Fast-forward to the summer of 2011. Mr. Obama and congressional Republicans were able to agree to nearly $1 trillion in reductions over a decade in "discretionary" spending programs, which cover just about everything the government does except the entitlement benefit programs like Medicare, Medicaid and Social Security.
But they could not agree on the final $1.2 trillion. The president demanded that that amount come from higher taxes on the wealthy and some reductions in entitlement spending. Republicans insisted on entitlement cuts only.
So both parties started negotiating for some kind of trigger, as they called it -- an undesirable, automatic action that would slash deficits if Democrats and Republicans could not. Mr. Obama and congressional Democrats wanted a trigger mandating automatic spending cuts and tax increases; Republicans insisted on spending cuts only.
Democrats conceded, and that is when Mr. Lew -- along with Gene Sperling, director of Mr. Obama's National Economic Council -- proposed the Gramm-Rudman sequestration. Given that law's Republican parentage, the Obama advisers figured this kind of trigger would appeal to Republicans, and it did.
Speaker John Boehner and three-quarters of House Republicans voted for the bipartisan agreement. To use Mr. Hoeven's word, both parties "promoted" their compromise, including sequestration. Mr. Boehner said he had gotten "98 percent" of what he wanted.
Their bipartisan thinking was this: With indiscriminate automatic cuts taken equally from domestic spending and from Pentagon accounts, Republicans would so badly want to avoid cutting military spending that they would accept some tax increases. And Democrats would be so eager to avoid cuts in domestic programs that they would drop their opposition to reductions in future entitlement benefits for Medicare, Medicaid and Social Security.

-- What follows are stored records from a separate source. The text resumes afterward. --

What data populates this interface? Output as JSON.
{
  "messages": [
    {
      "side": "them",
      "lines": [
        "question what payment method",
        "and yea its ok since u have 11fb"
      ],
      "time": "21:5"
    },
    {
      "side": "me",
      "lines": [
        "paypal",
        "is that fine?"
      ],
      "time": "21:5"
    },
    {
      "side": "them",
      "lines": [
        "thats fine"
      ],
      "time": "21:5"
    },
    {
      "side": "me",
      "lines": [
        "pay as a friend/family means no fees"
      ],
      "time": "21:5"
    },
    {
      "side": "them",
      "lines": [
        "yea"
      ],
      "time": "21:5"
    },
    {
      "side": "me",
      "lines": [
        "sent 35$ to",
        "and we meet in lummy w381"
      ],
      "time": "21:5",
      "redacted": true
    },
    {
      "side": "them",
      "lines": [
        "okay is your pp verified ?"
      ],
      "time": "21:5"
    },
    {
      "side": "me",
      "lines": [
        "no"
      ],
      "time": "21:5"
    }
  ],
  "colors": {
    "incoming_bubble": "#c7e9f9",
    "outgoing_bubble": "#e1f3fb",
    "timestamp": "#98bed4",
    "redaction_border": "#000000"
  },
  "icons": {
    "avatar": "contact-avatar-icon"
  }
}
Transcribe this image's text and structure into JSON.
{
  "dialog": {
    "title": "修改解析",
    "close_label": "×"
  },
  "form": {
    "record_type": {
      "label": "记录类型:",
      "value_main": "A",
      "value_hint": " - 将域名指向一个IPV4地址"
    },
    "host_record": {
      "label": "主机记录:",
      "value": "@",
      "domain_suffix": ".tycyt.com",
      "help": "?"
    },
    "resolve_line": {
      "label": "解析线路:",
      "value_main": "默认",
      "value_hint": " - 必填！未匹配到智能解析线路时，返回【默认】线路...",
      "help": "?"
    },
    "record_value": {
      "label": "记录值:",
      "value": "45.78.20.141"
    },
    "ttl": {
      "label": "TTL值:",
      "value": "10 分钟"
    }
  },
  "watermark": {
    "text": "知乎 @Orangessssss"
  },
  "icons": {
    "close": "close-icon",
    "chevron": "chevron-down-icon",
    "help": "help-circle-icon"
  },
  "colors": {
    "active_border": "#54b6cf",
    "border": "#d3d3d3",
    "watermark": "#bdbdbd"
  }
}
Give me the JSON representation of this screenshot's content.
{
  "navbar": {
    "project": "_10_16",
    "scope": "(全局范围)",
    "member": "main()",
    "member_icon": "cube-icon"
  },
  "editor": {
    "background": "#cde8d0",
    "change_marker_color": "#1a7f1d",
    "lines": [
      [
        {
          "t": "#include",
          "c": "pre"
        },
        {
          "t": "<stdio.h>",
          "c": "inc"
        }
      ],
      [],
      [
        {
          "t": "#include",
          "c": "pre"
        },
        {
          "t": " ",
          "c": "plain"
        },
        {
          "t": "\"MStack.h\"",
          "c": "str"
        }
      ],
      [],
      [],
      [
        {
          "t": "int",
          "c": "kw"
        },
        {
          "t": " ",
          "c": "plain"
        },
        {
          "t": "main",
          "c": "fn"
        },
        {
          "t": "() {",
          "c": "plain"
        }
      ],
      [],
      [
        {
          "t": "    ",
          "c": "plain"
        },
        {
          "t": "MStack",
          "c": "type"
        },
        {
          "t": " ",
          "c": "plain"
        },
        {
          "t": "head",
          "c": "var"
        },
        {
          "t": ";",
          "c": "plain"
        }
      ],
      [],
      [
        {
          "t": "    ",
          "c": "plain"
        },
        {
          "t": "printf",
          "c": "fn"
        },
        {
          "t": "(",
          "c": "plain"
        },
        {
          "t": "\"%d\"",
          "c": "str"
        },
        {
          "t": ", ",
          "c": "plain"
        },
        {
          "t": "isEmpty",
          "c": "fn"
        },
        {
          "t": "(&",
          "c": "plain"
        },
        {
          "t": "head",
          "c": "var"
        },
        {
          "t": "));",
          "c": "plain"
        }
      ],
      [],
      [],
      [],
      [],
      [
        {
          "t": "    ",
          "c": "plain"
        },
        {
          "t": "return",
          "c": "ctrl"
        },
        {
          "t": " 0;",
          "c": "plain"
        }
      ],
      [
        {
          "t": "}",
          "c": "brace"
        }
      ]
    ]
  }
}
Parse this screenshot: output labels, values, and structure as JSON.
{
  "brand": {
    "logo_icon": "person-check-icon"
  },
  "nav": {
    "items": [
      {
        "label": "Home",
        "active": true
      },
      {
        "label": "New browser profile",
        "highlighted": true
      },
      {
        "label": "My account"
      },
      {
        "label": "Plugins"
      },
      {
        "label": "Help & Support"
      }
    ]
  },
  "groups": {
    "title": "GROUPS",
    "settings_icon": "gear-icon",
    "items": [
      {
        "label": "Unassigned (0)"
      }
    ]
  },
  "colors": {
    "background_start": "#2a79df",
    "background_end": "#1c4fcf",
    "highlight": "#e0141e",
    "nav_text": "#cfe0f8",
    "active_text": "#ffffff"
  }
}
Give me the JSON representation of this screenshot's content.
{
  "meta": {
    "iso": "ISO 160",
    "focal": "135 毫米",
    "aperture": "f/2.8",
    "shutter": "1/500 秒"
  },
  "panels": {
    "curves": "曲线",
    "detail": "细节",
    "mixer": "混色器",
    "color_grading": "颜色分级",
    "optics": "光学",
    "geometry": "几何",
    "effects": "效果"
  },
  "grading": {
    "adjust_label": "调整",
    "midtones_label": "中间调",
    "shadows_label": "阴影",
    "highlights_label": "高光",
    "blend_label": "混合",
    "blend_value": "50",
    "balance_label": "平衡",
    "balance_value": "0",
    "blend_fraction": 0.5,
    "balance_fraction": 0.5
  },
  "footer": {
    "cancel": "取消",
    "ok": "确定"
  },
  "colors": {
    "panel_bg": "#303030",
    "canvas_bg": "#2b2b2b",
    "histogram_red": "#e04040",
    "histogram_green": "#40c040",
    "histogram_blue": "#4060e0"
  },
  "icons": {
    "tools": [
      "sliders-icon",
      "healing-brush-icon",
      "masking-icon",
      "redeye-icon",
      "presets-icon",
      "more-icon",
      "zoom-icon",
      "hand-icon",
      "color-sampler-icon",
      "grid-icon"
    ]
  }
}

It has not worked out that way.
The blame game started during the 2012 election. Republicans, including their presidential nominee, Mitt Romney, blamed Mr. Obama for the looming military cuts. And while Mr. Obama generally said sequestration was something both parties should work to avoid, in an October debate with Mr. Romney he seemed to disavow the idea altogether.
"The sequester is not something that I've proposed," he said. "It is something that Congress has proposed. It will not happen."
At that time, Republicans and Democrats generally assumed that sequestration would not happen because they would reach a compromise.
As this weekend arrived, Republicans were circulating a column by Mr. Woodward, published online by The Washington Post on Friday, in which he wrote that Mr. Obama was "moving the goal posts" from what he had agreed to in the summer of 2011 by insisting that a sequestration substitute have tax increases as well as entitlement-spending reductions.
"What goal posts is Woodward referring to?" Jay Carney, the White House press secretary, wrote on Twitter late Friday. The White House, he added, "always wanted more revenue to avoid sequestration, not just cuts." Mr. Obama vowed from the day he announced the agreement 19 months ago that he would insist on "a balanced approach" that cut entitlement spending and raised revenues by overhauling tax breaks. "Everything will be on the table," he said.
The 2011 agreement left unspecified how to achieve the additional $1.2 trillion in deficit reduction over 10 years. That fall, the so-called supercommittee, established to negotiate the savings, considered revenue increases totaling $300 billion in a Republican plan, $800 billion in Democrats' offer. With the supercommittee's failure, Mr. Obama and Congress had a year to seek the elusive "grand bargain." In late December they gave themselves another two months, but no negotiations ensued.